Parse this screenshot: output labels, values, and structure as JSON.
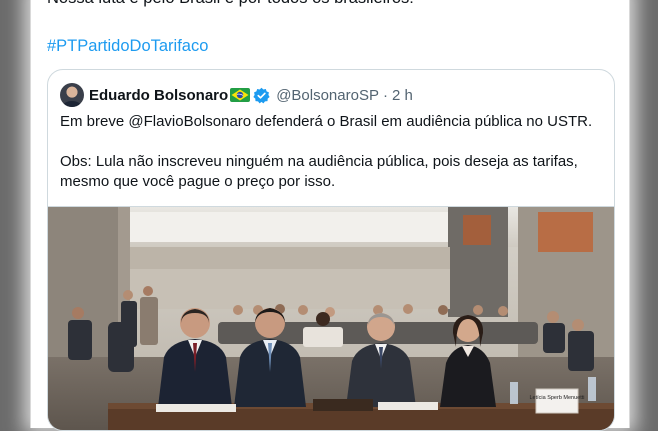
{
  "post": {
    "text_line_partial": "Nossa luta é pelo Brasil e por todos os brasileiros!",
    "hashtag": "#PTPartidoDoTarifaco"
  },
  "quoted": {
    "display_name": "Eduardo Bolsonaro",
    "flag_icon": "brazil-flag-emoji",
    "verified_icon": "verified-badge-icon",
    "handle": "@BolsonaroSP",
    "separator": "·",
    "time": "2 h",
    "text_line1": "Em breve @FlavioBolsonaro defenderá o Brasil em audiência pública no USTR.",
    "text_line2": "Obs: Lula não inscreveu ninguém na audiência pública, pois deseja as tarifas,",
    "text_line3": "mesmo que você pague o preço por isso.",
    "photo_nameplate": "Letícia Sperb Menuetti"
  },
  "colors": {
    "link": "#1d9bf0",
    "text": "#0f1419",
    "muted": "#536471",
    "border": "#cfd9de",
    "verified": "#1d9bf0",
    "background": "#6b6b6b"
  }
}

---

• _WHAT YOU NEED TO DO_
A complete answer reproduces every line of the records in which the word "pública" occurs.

• _RESPONSE TO THIS EXERCISE_
    "text_line1": "Em breve @FlavioBolsonaro defenderá o Brasil em audiência pública no USTR.",
    "text_line2": "Obs: Lula não inscreveu ninguém na audiência pública, pois deseja as tarifas,",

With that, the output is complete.